In the earlier 1800s Northcote was mostly empty land and farms, the massive expansion of Melbourne was yet to happen. In 1842 High street was created as a government road running north through Rucker's Hill. In the 1840s and 1850s Gold was found in many place in Australia, this eventually led to the Australian Gold Rush. While there's no gold in Melbourne, a lot was found around Melbourne. Settlers including some of my distant relatives arrived in Melbourne around that time via the a port during the time when the city was experiencing a boom of settlement in the 1800s.
In the early days of european settlement Northcote was disconnected from the rest of Melbourne with the main settlement being on the top of Rucker's Hill.

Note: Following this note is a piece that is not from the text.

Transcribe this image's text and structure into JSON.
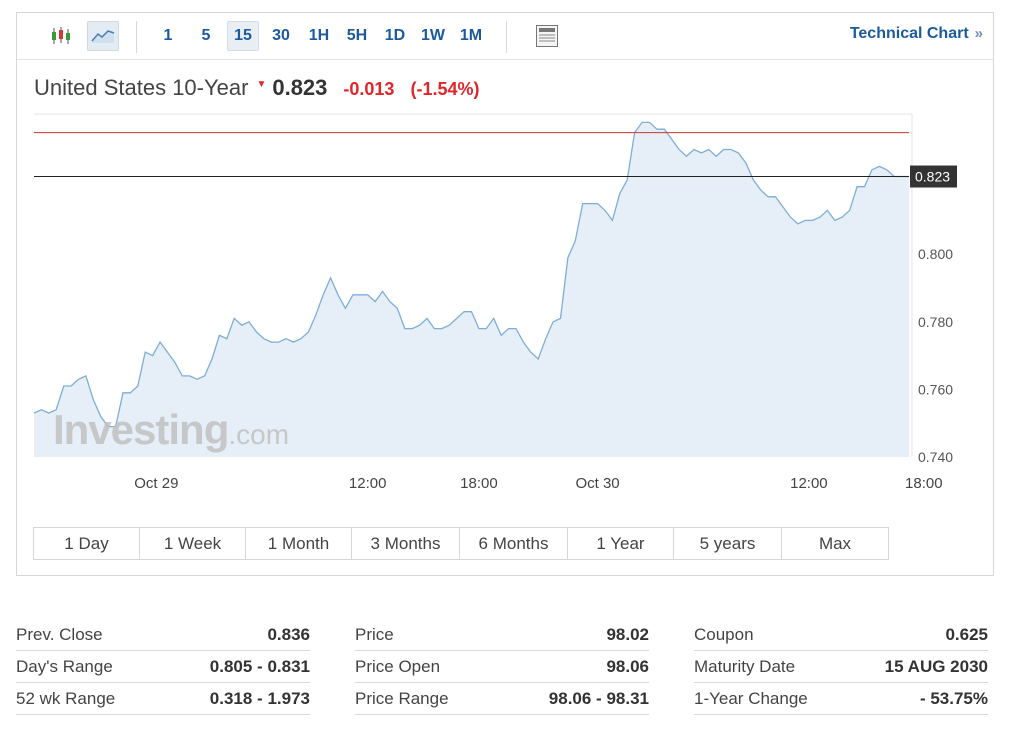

This is quite the contrast to 2020 where Northcote is a suburb of Melbourne surrounded by other residential suburbs in all directions.
The period from 1883 to 1889 was extremely prosperous for the city of Melbourne and led to an boom in real estate and land prices with a substantial amount of speculation. In the early days the settlement of Northcote was mostly centered on Rucker's hill, the current location of the town hall. As is the case today having good transportation is a huge aspect of driving up land prices. A common strategy for new rail development is for the rail company to buy land near the places they are building the stations since the appreciation in land value then allows funding for the construction works.

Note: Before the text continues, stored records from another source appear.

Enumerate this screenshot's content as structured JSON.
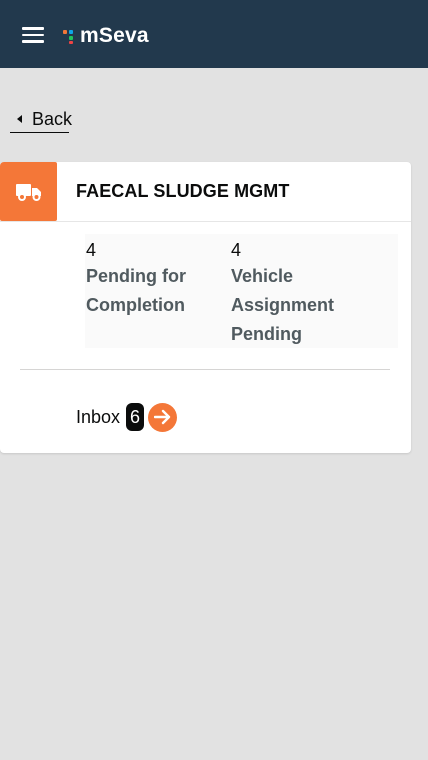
{
  "header": {
    "brand": "mSeva",
    "menu_icon": "hamburger-menu-icon",
    "logo_colors": [
      "#f47738",
      "#0ea5e9",
      "#22c55e",
      "#ef4444"
    ]
  },
  "back": {
    "label": "Back",
    "icon": "caret-left-icon"
  },
  "card": {
    "title": "FAECAL SLUDGE MGMT",
    "icon": "truck-icon",
    "accent_color": "#f47738",
    "metrics": [
      {
        "value": "4",
        "label": "Pending for Completion"
      },
      {
        "value": "4",
        "label": "Vehicle Assignment Pending"
      }
    ],
    "inbox": {
      "label": "Inbox",
      "count": "6",
      "icon": "arrow-right-circle-icon"
    }
  }
}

The stone bridge that the tram route now uses to cross the creek was built in 1875 (note for the climbers reading this, it's not great for climbing). But the original bridge didn't carry trams initially, more about that in a bit.
1880s Melbourne with a massive land speculation boom had a lot of people wanting to invest in land, so creating better transportation for people to get from the city to the land was important. Keep in mind this is an era before the automobile came to such prominence, early urban planners who favored highways and cars like the infamous Robert Mozes weren't even born at the time (he was born in 1888). So the pressures of the time for transportation were met with the options of the time, mostly trams and trains. Against this backdrop Melbourne layed out an extensive tram and train network, these same tram services have been in continuous operation since 1885 and remain an iconic part of Melbourne city. In the early days these Trams were horse driven or cable driven, electrification came about later. Even though the first power station in Melbourne was installed in 1892 at Spenser Street the electrification of the tram lines came about much later. The story of the tram route in Northcote is notable for a few reasons, one of which is that it was a private venture that was not connected to the rest of the tram network in Melbourne. The city tram route terminated at Clifton Hill just before Merri Creek on the city side of the creek.

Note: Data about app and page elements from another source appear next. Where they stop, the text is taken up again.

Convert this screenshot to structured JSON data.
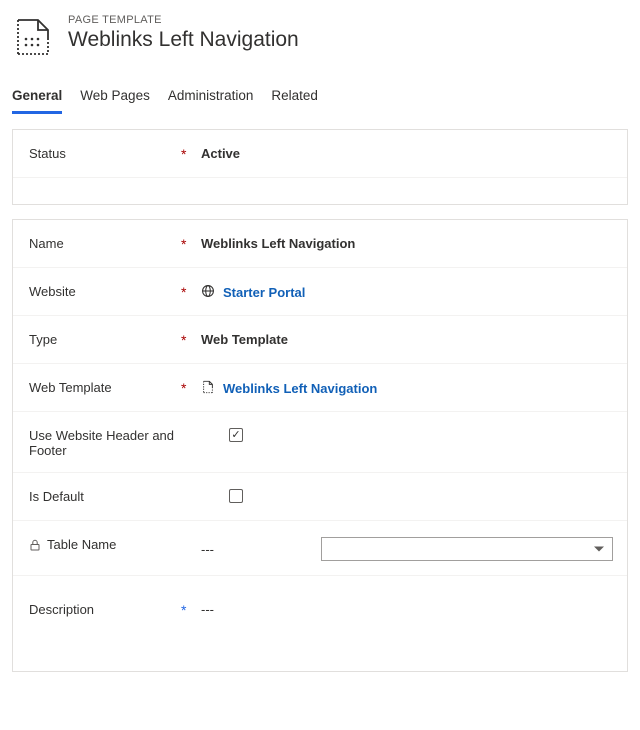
{
  "header": {
    "eyebrow": "PAGE TEMPLATE",
    "title": "Weblinks Left Navigation"
  },
  "tabs": {
    "general": "General",
    "webpages": "Web Pages",
    "administration": "Administration",
    "related": "Related"
  },
  "fields": {
    "status": {
      "label": "Status",
      "value": "Active"
    },
    "name": {
      "label": "Name",
      "value": "Weblinks Left Navigation"
    },
    "website": {
      "label": "Website",
      "value": "Starter Portal"
    },
    "type": {
      "label": "Type",
      "value": "Web Template"
    },
    "webtemplate": {
      "label": "Web Template",
      "value": "Weblinks Left Navigation"
    },
    "usewebsiteheader": {
      "label": "Use Website Header and Footer",
      "checked": true
    },
    "isdefault": {
      "label": "Is Default",
      "checked": false
    },
    "tablename": {
      "label": "Table Name",
      "value": "---"
    },
    "description": {
      "label": "Description",
      "value": "---"
    }
  },
  "icons": {
    "page": "page-template-icon",
    "globe": "globe-icon",
    "document": "document-icon",
    "lock": "lock-icon"
  }
}
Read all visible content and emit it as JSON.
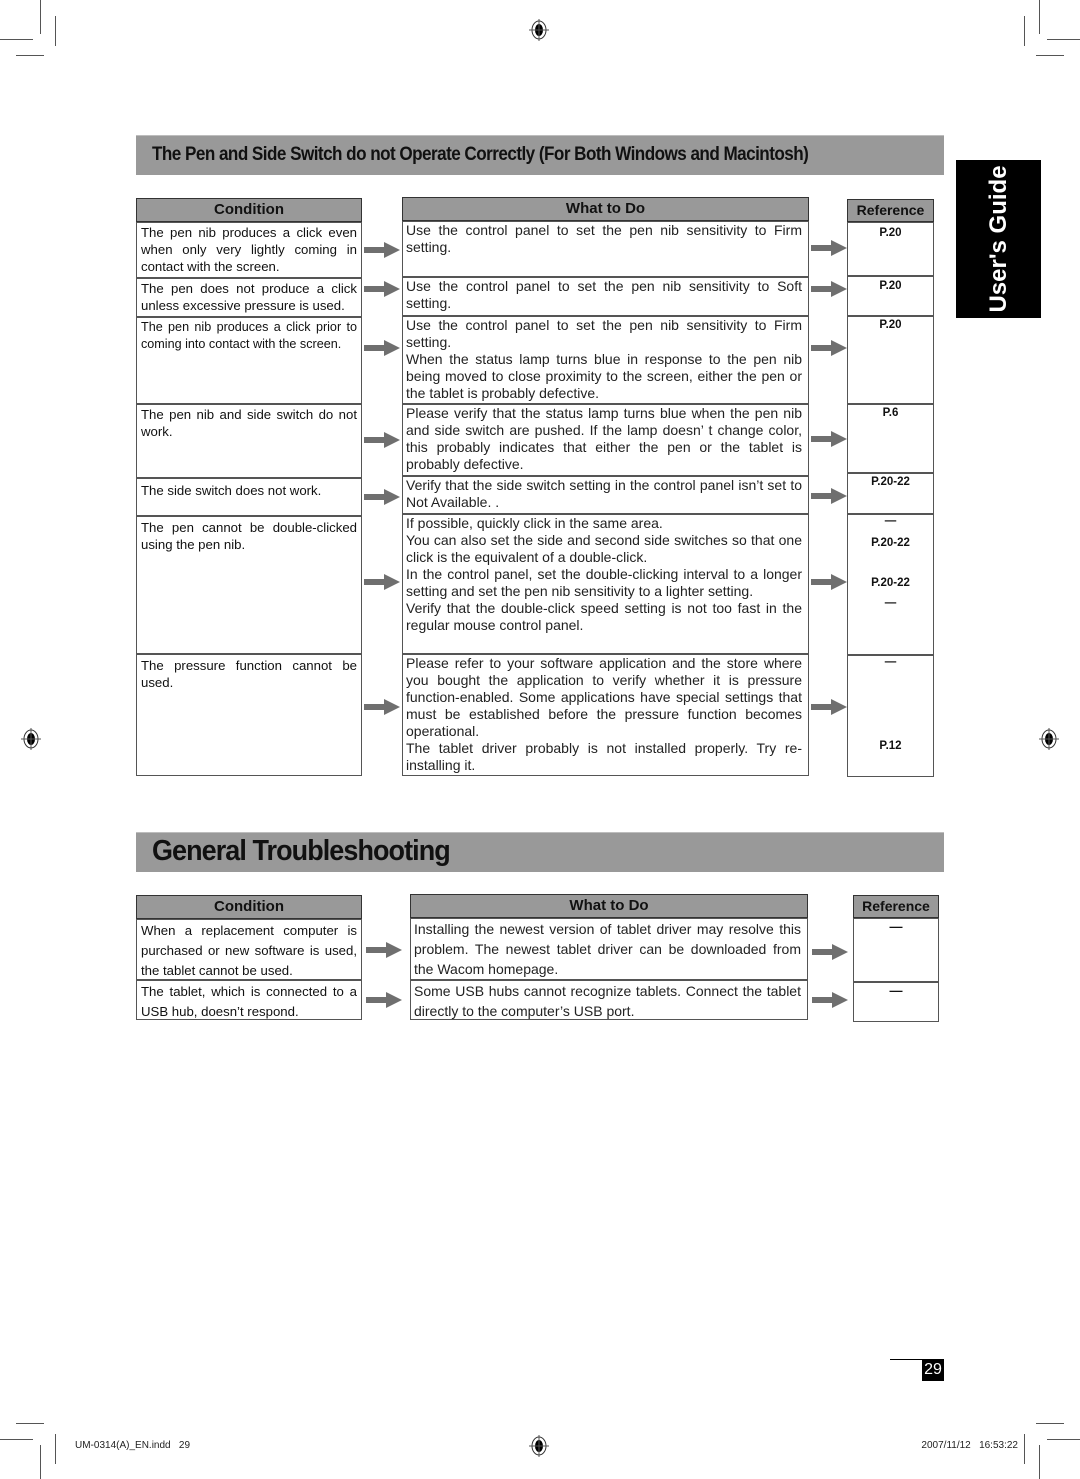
{
  "section1": {
    "title": "The Pen and Side Switch do not Operate Correctly (For Both Windows and Macintosh)",
    "headers": {
      "condition": "Condition",
      "what_to_do": "What to Do",
      "reference": "Reference"
    },
    "rows": [
      {
        "condition": "The pen nib produces a click even when only very lightly coming in contact with the screen.",
        "what_to_do": [
          "Use the control panel to set the pen nib sensitivity to Firm setting."
        ],
        "reference": [
          "P.20"
        ]
      },
      {
        "condition": "The pen does not produce a click unless excessive pressure is used.",
        "what_to_do": [
          "Use the control panel to set the pen nib sensitivity to Soft setting."
        ],
        "reference": [
          "P.20"
        ]
      },
      {
        "condition": "The pen nib produces a click prior to coming into contact with the screen.",
        "what_to_do": [
          "Use the control panel to set the pen nib sensitivity to Firm setting.",
          "When the status lamp turns blue in response to the pen nib being moved to close proximity to the screen, either the pen or the tablet is probably defective."
        ],
        "reference": [
          "P.20"
        ]
      },
      {
        "condition": "The pen nib and side switch do not work.",
        "what_to_do": [
          "Please verify that the status lamp turns blue when the pen nib and side switch are pushed. If the lamp doesn’ t change color, this probably indicates that either the pen or the tablet is probably defective."
        ],
        "reference": [
          "P.6"
        ]
      },
      {
        "condition": "The side switch does not work.",
        "what_to_do": [
          "Verify that the side switch setting in the control panel isn’t set to Not Available. ."
        ],
        "reference": [
          "P.20-22"
        ]
      },
      {
        "condition": "The pen cannot be double-clicked using the pen nib.",
        "what_to_do": [
          "If possible, quickly click in the same area.",
          "You can also set the side and second side switches so that one click is the equivalent of a double-click.",
          "In the control panel, set the double-clicking interval to a longer setting and set the pen nib sensitivity to a lighter setting.",
          "Verify that the double-click speed setting is not too fast in the regular mouse control panel."
        ],
        "reference": [
          "—",
          "P.20-22",
          "P.20-22",
          "—"
        ]
      },
      {
        "condition": "The pressure function cannot be used.",
        "what_to_do": [
          "Please refer to your software application and the store where you bought the application to verify whether it is pressure function-enabled. Some applications have special settings that must be established before the pressure function becomes operational.",
          "The tablet driver probably is not installed properly. Try re-installing it."
        ],
        "reference": [
          "—",
          "P.12"
        ]
      }
    ]
  },
  "section2": {
    "title": "General Troubleshooting",
    "headers": {
      "condition": "Condition",
      "what_to_do": "What to Do",
      "reference": "Reference"
    },
    "rows": [
      {
        "condition": "When a replacement computer is purchased or new software is used, the tablet cannot be used.",
        "what_to_do": [
          "Installing the newest version of tablet driver may resolve this problem. The newest tablet driver can be downloaded from the Wacom homepage."
        ],
        "reference": [
          "—"
        ]
      },
      {
        "condition": "The tablet, which is connected to a USB hub, doesn’t respond.",
        "what_to_do": [
          "Some USB hubs cannot recognize tablets. Connect the tablet directly to the computer’s USB port."
        ],
        "reference": [
          "—"
        ]
      }
    ]
  },
  "side_tab": "User's Guide",
  "page_number": "29",
  "footer": {
    "file": "UM-0314(A)_EN.indd   29",
    "timestamp": "2007/11/12   16:53:22"
  },
  "icons": {
    "arrow": "right-arrow-icon",
    "registration": "registration-mark-icon"
  }
}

In 1888-1890 the tram route (which is the 86 route today) was extended up Rucker's Hill, this required a huge ramp to be built because the gradient of the slope of the hill is too steep otherwise for trams. You can still get a sense of this gradient today by looking east and west from the top of Rucker's Hill, there's also a side street called Jackson street where you get a sense of just how steep the hill was before the ramp was put in. In a moment of stupidity as a kid I attempted to go down the hill on a skateboard and ended up building up a lot of momentum quickly followed by falling which ended up with me going to hospital. The hill has been known to be very steep for a long time, in 1859 a fatality occurred from a cart breaking on the steep hill and no doubt the momentum was a big factor. In order to enable the tram route to extend to upper Northcote an embankment ramp was built with bluestone blocks and filled with earth. This also made it far easier for the increasing amount of traffic due to the growth of Northcote and Preston to travel along the route. The bluestone retaining wall for this ramp forms the climbing wall that I've been documenting in this series of blog posts.
Connecting the tram route to the city required widening the bridge over Merri creek so that it could handle the tram traffic. This was carried out in 1890, here's a photo of it from 1892:
Photo from Museums Victoria https://collections.museumsvictoria.com.au/items/773211
You'll notice that there's no overhead wires! And that the lighting on the bridge are gas lamps. You can still see where the older lighting was installed on the ramp as there's stone blocks with 4 bolt holes but nothing attached.
So if you have been to Northcote via tram now you have a bit more of the history of the means of transport that got you there.
This post is part 9 of the "TopoMapCreationProject" series:
- Creating a topo map - intro
- Creating a topo map - day 1
- Creating a topo map - day 2
- Creating a topo map - day 3
- Creating a topo map - day 4
- Creating a topo map - day 5
- Creating a topo map - day 6
- Creating a topo map - day 7
- Creating a topo map - day 8 *
- Creating a topo map - day 9
- Creating a topo map - day 10